Graduate Student Researches Food Security, Promotes Social Justice and Sustainability


Mary Ferreira, GSAS ‘20, will be assisting Professor Broad in researching a paper on sustainable food production. (Courtesy of Marry Ferriera)

Carmen Collins, Contributing Writer

Hailing from Rio de Janeiro, Brazil, graduate student and human rights activist, Marry Ferreira, GSAS ’20, is a research assistant for professor Garrett Broad. She will explore food insecurity in both her native country and the United States.

As part of the Public Media Master of Arts program, Ferreira said she wanted to get her master’s in a place where she could focus on researching issues revolving around social injustice. Before coming to Fordham, Ferreira researched how media perpetuates gender inequality and violence towards black women in Brazil.

“When I came to New York, I knew I had to expand my resources and learn more about the international context,” said Ferreira.

She came to the United States in January of 2018.

Ferreira said she will help Professor Broad research his paper, which he will present at a conference in Rio from June 14-21, 2020, focused on exploring sustainable transitions in the food system in the United States and Brazil. She will research how food insecurity affects the Brazilian population, specifically the black community, in comparison to the United States.

Every year, Fordham organizes a trip through the Faculty Research Abroad Program (FRAP), where faculty and student researchers get to go abroad to facilitate research collaborations and projects between different universities worldwide. This year, the Pontifical Catholic University of Rio de Janeiro will work with Fordham to organize an international symposium where attendees will conduct research field trips to explore global issues in Brazil.

Ferreira said doing this research about food justice will help her become a better racial justice advocate by expanding her worldview.

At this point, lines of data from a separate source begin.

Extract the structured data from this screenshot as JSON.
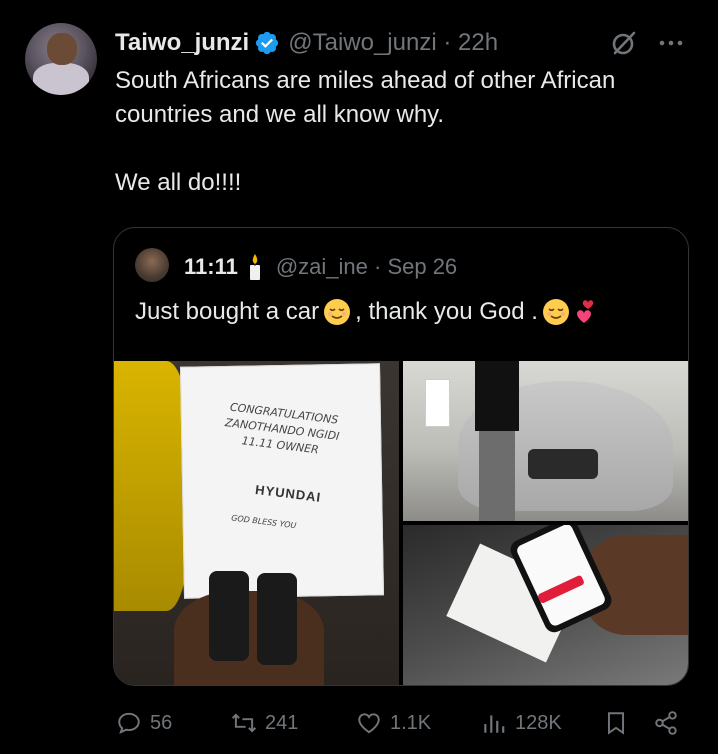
{
  "tweet": {
    "display_name": "Taiwo_junzi",
    "handle_time": "@Taiwo_junzi · 22h",
    "text": "South Africans are miles ahead of other African countries and we all know why.\n\nWe all do!!!!"
  },
  "quote": {
    "name": "11:11",
    "handle_time": "@zai_ine · Sep 26",
    "text_part1": "Just bought a car",
    "text_part2": ", thank you God .",
    "media": {
      "card_lines": [
        "CONGRATULATIONS",
        "ZANOTHANDO NGIDI",
        "11.11 OWNER"
      ],
      "card_brand": "HYUNDAI",
      "card_footer": "GOD BLESS YOU"
    }
  },
  "actions": {
    "replies": "56",
    "reposts": "241",
    "likes": "1.1K",
    "views": "128K"
  },
  "colors": {
    "background": "#000000",
    "text": "#e7e9ea",
    "secondary": "#71767b",
    "verified": "#1d9bf0",
    "border": "#333639"
  }
}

“For people who work as human rights activists or organizers, it’s really important that they are experts in their field, and also that they understand other roots of the problem,” Ferreira said. “In my case, one of the biggest challenges of black communities in Latin America is poverty. Once I understand more how the food system works, I’m sure I can fight poverty in a more sustainable way and support my communities with other food alternatives.”

As a Fordham non-governmental youth representative for the United Nations, Ferreira takes the findings from the research she does and communicates them to the U.N. to help promote world peace through the lens of human rights activism.

“The enemies of poverty and hunger are inequitable systems and policies,” she said. “Being a research assistant to professor Broad will add to my work as a human rights activist new strategies to end hunger and poverty and change the system once and for all.”